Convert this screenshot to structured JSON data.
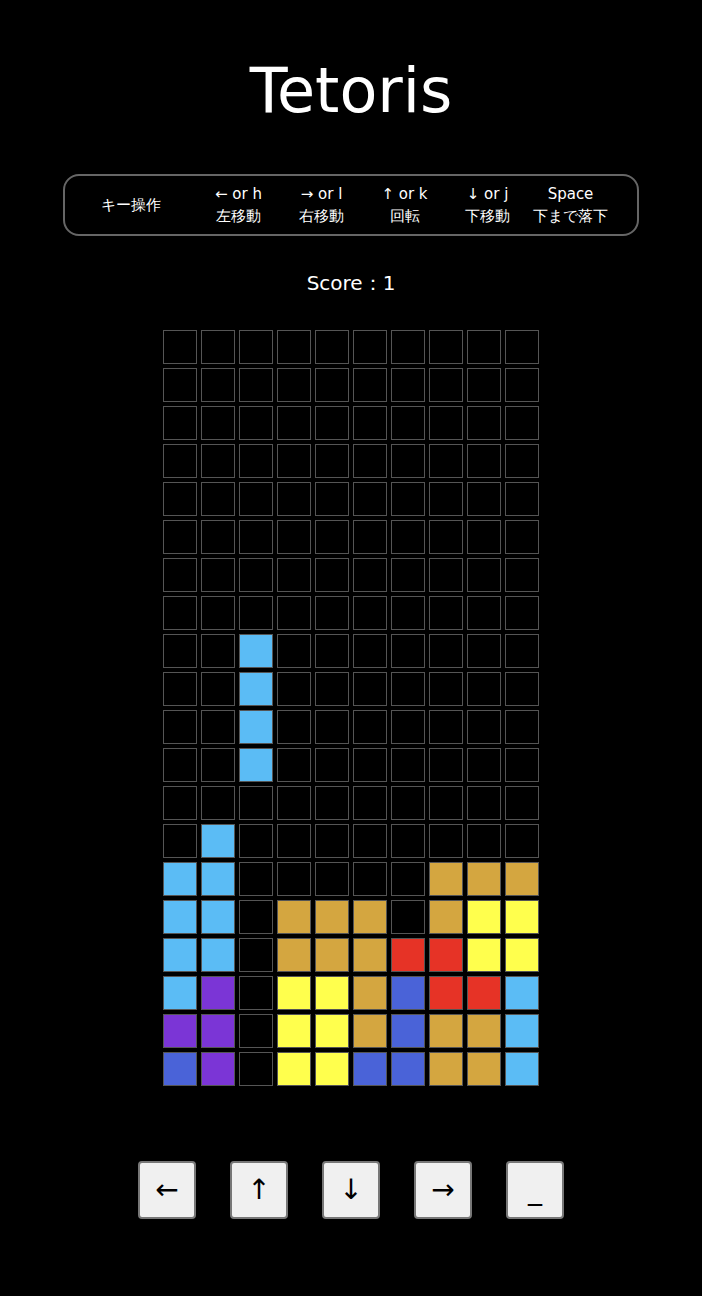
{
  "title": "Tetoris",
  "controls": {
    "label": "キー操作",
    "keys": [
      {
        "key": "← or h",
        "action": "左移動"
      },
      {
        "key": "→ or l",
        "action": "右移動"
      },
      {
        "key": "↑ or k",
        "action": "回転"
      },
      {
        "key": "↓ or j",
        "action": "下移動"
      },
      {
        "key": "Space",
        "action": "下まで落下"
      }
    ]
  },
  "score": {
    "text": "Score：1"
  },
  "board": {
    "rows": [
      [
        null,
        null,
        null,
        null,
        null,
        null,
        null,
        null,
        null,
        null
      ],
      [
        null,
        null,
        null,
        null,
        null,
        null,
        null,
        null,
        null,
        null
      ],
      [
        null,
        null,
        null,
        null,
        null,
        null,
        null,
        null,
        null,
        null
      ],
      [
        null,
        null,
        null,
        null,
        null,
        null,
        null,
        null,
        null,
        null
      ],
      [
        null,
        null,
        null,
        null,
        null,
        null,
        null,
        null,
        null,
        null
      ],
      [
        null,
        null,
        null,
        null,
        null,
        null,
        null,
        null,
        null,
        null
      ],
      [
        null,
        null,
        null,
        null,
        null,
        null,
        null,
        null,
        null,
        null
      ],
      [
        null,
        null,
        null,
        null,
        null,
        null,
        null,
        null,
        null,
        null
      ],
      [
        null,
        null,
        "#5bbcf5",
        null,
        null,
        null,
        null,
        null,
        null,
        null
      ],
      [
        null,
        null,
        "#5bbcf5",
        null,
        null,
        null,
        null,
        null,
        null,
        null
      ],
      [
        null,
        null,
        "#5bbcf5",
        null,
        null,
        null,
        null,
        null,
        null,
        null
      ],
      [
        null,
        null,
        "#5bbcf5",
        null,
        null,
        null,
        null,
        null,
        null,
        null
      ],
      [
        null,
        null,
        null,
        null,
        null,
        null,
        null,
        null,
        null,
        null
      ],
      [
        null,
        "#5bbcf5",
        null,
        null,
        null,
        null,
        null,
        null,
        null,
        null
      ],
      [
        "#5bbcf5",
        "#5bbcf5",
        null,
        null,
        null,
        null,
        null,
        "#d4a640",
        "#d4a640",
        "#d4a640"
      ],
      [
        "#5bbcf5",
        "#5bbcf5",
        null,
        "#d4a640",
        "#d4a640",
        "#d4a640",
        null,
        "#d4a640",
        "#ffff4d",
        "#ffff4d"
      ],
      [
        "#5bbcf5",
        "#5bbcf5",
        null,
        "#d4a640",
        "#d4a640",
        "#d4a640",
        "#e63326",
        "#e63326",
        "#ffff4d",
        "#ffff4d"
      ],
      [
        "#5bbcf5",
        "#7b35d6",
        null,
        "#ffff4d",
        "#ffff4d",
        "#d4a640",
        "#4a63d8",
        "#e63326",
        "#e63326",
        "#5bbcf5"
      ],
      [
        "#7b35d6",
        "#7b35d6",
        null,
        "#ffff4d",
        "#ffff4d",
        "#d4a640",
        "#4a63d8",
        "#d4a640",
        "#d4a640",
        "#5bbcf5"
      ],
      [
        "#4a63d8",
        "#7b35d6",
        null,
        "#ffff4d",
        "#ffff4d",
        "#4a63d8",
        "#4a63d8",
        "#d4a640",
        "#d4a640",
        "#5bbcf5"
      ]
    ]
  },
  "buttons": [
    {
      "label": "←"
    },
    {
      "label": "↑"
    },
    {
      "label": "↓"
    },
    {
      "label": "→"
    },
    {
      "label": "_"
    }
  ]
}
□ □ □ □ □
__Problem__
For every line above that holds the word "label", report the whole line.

__Response for this exercise__
    "label": "キー操作",
      "label": "←"
      "label": "↑"
      "label": "↓"
      "label": "→"
      "label": "_"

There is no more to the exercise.